» PROBLEM STATEMENT
Could you copy the lines below exactly, leaving none out?

» RECORDS FOR THIS TASK
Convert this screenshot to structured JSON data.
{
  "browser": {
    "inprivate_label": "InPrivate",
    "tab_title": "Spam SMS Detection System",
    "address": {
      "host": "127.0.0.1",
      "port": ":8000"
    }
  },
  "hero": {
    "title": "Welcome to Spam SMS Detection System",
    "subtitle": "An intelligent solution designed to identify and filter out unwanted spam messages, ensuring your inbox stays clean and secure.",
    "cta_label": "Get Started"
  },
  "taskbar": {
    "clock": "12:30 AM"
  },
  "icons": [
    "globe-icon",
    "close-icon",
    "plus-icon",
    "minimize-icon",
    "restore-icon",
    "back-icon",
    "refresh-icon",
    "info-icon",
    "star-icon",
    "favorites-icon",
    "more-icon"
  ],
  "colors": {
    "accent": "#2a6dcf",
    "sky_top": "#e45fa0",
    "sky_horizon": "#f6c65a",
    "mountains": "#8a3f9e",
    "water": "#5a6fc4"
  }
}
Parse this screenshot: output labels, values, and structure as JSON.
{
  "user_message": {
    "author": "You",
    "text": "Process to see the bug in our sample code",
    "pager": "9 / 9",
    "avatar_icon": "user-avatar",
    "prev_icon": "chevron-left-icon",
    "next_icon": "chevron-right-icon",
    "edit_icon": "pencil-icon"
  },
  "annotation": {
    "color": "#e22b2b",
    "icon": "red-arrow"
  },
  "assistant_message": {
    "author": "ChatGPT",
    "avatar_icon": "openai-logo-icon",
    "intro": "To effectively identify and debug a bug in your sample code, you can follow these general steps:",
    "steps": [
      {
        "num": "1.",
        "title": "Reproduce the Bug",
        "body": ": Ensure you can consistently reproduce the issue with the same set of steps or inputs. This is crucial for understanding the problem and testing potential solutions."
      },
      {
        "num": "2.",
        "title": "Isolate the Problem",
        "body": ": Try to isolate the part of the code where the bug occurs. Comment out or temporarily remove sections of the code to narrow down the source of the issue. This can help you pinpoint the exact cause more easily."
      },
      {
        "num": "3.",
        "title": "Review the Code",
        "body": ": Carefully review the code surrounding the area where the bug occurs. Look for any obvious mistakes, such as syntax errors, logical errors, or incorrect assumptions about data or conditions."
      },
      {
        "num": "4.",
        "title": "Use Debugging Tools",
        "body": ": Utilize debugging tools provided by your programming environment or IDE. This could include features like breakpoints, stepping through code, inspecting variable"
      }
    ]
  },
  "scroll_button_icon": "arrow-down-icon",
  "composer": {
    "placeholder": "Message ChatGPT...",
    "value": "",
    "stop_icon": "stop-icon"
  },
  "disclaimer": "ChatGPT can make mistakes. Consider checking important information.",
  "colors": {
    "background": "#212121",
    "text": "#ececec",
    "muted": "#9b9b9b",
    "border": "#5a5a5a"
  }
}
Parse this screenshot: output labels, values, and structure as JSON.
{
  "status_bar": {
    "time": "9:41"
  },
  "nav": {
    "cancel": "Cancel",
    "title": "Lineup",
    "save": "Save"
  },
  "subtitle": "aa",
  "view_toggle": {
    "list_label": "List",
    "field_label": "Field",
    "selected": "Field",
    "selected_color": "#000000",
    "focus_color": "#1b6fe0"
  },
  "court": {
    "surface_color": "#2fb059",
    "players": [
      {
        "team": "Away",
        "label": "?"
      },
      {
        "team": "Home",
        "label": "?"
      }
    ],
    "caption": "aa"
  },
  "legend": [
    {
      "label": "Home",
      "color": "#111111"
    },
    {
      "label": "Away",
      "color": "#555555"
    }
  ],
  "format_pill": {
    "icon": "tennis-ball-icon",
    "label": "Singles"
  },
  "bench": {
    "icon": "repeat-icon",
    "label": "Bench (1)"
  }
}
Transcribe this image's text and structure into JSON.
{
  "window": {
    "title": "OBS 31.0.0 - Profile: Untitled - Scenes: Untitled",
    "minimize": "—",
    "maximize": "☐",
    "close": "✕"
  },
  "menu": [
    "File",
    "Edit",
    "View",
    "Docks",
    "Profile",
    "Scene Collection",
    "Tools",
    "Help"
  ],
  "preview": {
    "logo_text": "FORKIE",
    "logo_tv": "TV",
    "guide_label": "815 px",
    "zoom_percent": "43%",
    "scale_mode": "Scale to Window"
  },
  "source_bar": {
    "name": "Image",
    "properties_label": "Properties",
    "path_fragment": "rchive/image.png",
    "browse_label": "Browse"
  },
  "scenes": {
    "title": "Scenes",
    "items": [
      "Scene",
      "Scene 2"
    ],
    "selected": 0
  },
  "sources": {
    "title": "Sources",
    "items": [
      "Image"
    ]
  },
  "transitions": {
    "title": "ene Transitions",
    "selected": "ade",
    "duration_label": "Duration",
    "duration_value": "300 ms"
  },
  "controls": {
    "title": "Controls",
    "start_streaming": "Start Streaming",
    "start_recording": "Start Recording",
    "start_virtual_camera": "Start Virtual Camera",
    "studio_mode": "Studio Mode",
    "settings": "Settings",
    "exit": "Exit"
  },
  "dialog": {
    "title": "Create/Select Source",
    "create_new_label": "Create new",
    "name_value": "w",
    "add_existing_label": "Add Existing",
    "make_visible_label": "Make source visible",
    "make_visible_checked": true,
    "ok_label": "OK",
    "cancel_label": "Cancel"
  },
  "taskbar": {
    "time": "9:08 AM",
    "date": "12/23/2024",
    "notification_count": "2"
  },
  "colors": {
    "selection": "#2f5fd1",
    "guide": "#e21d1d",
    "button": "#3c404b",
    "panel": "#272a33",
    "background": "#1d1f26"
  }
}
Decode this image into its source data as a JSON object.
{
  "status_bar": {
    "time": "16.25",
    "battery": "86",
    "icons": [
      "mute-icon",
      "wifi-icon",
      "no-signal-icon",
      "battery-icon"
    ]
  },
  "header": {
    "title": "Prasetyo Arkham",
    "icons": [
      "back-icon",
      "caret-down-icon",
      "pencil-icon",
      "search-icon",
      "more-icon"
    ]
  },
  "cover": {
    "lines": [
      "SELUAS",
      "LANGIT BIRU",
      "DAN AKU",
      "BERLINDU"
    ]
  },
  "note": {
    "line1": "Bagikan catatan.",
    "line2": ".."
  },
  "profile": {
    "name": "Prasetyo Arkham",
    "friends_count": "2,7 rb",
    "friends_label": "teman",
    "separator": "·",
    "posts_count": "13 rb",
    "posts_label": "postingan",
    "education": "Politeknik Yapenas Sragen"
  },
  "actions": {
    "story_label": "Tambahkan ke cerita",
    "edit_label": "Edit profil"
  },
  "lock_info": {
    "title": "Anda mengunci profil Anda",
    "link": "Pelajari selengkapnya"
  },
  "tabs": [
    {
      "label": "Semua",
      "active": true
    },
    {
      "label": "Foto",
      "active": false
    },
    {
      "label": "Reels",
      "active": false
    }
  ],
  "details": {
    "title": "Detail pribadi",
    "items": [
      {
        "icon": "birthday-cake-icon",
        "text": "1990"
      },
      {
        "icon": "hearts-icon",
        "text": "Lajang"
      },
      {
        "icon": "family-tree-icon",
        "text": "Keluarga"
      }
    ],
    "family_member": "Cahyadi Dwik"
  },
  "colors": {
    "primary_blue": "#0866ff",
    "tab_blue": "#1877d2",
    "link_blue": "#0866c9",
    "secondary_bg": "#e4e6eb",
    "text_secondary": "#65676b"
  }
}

» WRITTEN SOLUTION
Convert this screenshot to structured JSON data.
{
  "browser": {
    "inprivate_label": "InPrivate",
    "tab_title": "Spam SMS Detection System",
    "address": {
      "host": "127.0.0.1",
      "port": ":8000"
    }
  },
  "hero": {
    "title": "Welcome to Spam SMS Detection System",
    "subtitle": "An intelligent solution designed to identify and filter out unwanted spam messages, ensuring your inbox stays clean and secure.",
    "cta_label": "Get Started"
  },
  "taskbar": {
    "clock": "12:30 AM"
  },
  "icons": [
    "globe-icon",
    "close-icon",
    "plus-icon",
    "minimize-icon",
    "restore-icon",
    "back-icon",
    "refresh-icon",
    "info-icon",
    "star-icon",
    "favorites-icon",
    "more-icon"
  ],
  "colors": {
    "accent": "#2a6dcf",
    "sky_top": "#e45fa0",
    "sky_horizon": "#f6c65a",
    "mountains": "#8a3f9e",
    "water": "#5a6fc4"
  }
}
Parse this screenshot: output labels, values, and structure as JSON.
{
  "user_message": {
    "author": "You",
    "text": "Process to see the bug in our sample code",
    "pager": "9 / 9",
    "avatar_icon": "user-avatar",
    "prev_icon": "chevron-left-icon",
    "next_icon": "chevron-right-icon",
    "edit_icon": "pencil-icon"
  },
  "annotation": {
    "color": "#e22b2b",
    "icon": "red-arrow"
  },
  "assistant_message": {
    "author": "ChatGPT",
    "avatar_icon": "openai-logo-icon",
    "intro": "To effectively identify and debug a bug in your sample code, you can follow these general steps:",
    "steps": [
      {
        "num": "1.",
        "title": "Reproduce the Bug",
        "body": ": Ensure you can consistently reproduce the issue with the same set of steps or inputs. This is crucial for understanding the problem and testing potential solutions."
      },
      {
        "num": "2.",
        "title": "Isolate the Problem",
        "body": ": Try to isolate the part of the code where the bug occurs. Comment out or temporarily remove sections of the code to narrow down the source of the issue. This can help you pinpoint the exact cause more easily."
      },
      {
        "num": "3.",
        "title": "Review the Code",
        "body": ": Carefully review the code surrounding the area where the bug occurs. Look for any obvious mistakes, such as syntax errors, logical errors, or incorrect assumptions about data or conditions."
      },
      {
        "num": "4.",
        "title": "Use Debugging Tools",
        "body": ": Utilize debugging tools provided by your programming environment or IDE. This could include features like breakpoints, stepping through code, inspecting variable"
      }
    ]
  },
  "scroll_button_icon": "arrow-down-icon",
  "composer": {
    "placeholder": "Message ChatGPT...",
    "value": "",
    "stop_icon": "stop-icon"
  },
  "disclaimer": "ChatGPT can make mistakes. Consider checking important information.",
  "colors": {
    "background": "#212121",
    "text": "#ececec",
    "muted": "#9b9b9b",
    "border": "#5a5a5a"
  }
}
Parse this screenshot: output labels, values, and structure as JSON.
{
  "status_bar": {
    "time": "9:41"
  },
  "nav": {
    "cancel": "Cancel",
    "title": "Lineup",
    "save": "Save"
  },
  "subtitle": "aa",
  "view_toggle": {
    "list_label": "List",
    "field_label": "Field",
    "selected": "Field",
    "selected_color": "#000000",
    "focus_color": "#1b6fe0"
  },
  "court": {
    "surface_color": "#2fb059",
    "players": [
      {
        "team": "Away",
        "label": "?"
      },
      {
        "team": "Home",
        "label": "?"
      }
    ],
    "caption": "aa"
  },
  "legend": [
    {
      "label": "Home",
      "color": "#111111"
    },
    {
      "label": "Away",
      "color": "#555555"
    }
  ],
  "format_pill": {
    "icon": "tennis-ball-icon",
    "label": "Singles"
  },
  "bench": {
    "icon": "repeat-icon",
    "label": "Bench (1)"
  }
}
Transcribe this image's text and structure into JSON.
{
  "window": {
    "title": "OBS 31.0.0 - Profile: Untitled - Scenes: Untitled",
    "minimize": "—",
    "maximize": "☐",
    "close": "✕"
  },
  "menu": [
    "File",
    "Edit",
    "View",
    "Docks",
    "Profile",
    "Scene Collection",
    "Tools",
    "Help"
  ],
  "preview": {
    "logo_text": "FORKIE",
    "logo_tv": "TV",
    "guide_label": "815 px",
    "zoom_percent": "43%",
    "scale_mode": "Scale to Window"
  },
  "source_bar": {
    "name": "Image",
    "properties_label": "Properties",
    "path_fragment": "rchive/image.png",
    "browse_label": "Browse"
  },
  "scenes": {
    "title": "Scenes",
    "items": [
      "Scene",
      "Scene 2"
    ],
    "selected": 0
  },
  "sources": {
    "title": "Sources",
    "items": [
      "Image"
    ]
  },
  "transitions": {
    "title": "ene Transitions",
    "selected": "ade",
    "duration_label": "Duration",
    "duration_value": "300 ms"
  },
  "controls": {
    "title": "Controls",
    "start_streaming": "Start Streaming",
    "start_recording": "Start Recording",
    "start_virtual_camera": "Start Virtual Camera",
    "studio_mode": "Studio Mode",
    "settings": "Settings",
    "exit": "Exit"
  },
  "dialog": {
    "title": "Create/Select Source",
    "create_new_label": "Create new",
    "name_value": "w",
    "add_existing_label": "Add Existing",
    "make_visible_label": "Make source visible",
    "make_visible_checked": true,
    "ok_label": "OK",
    "cancel_label": "Cancel"
  },
  "taskbar": {
    "time": "9:08 AM",
    "date": "12/23/2024",
    "notification_count": "2"
  },
  "colors": {
    "selection": "#2f5fd1",
    "guide": "#e21d1d",
    "button": "#3c404b",
    "panel": "#272a33",
    "background": "#1d1f26"
  }
}
Decode this image into its source data as a JSON object.
{
  "status_bar": {
    "time": "16.25",
    "battery": "86",
    "icons": [
      "mute-icon",
      "wifi-icon",
      "no-signal-icon",
      "battery-icon"
    ]
  },
  "header": {
    "title": "Prasetyo Arkham",
    "icons": [
      "back-icon",
      "caret-down-icon",
      "pencil-icon",
      "search-icon",
      "more-icon"
    ]
  },
  "cover": {
    "lines": [
      "SELUAS",
      "LANGIT BIRU",
      "DAN AKU",
      "BERLINDU"
    ]
  },
  "note": {
    "line1": "Bagikan catatan.",
    "line2": ".."
  },
  "profile": {
    "name": "Prasetyo Arkham",
    "friends_count": "2,7 rb",
    "friends_label": "teman",
    "separator": "·",
    "posts_count": "13 rb",
    "posts_label": "postingan",
    "education": "Politeknik Yapenas Sragen"
  },
  "actions": {
    "story_label": "Tambahkan ke cerita",
    "edit_label": "Edit profil"
  },
  "lock_info": {
    "title": "Anda mengunci profil Anda",
    "link": "Pelajari selengkapnya"
  },
  "tabs": [
    {
      "label": "Semua",
      "active": true
    },
    {
      "label": "Foto",
      "active": false
    },
    {
      "label": "Reels",
      "active": false
    }
  ],
  "details": {
    "title": "Detail pribadi",
    "items": [
      {
        "icon": "birthday-cake-icon",
        "text": "1990"
      },
      {
        "icon": "hearts-icon",
        "text": "Lajang"
      },
      {
        "icon": "family-tree-icon",
        "text": "Keluarga"
      }
    ],
    "family_member": "Cahyadi Dwik"
  },
  "colors": {
    "primary_blue": "#0866ff",
    "tab_blue": "#1877d2",
    "link_blue": "#0866c9",
    "secondary_bg": "#e4e6eb",
    "text_secondary": "#65676b"
  }
}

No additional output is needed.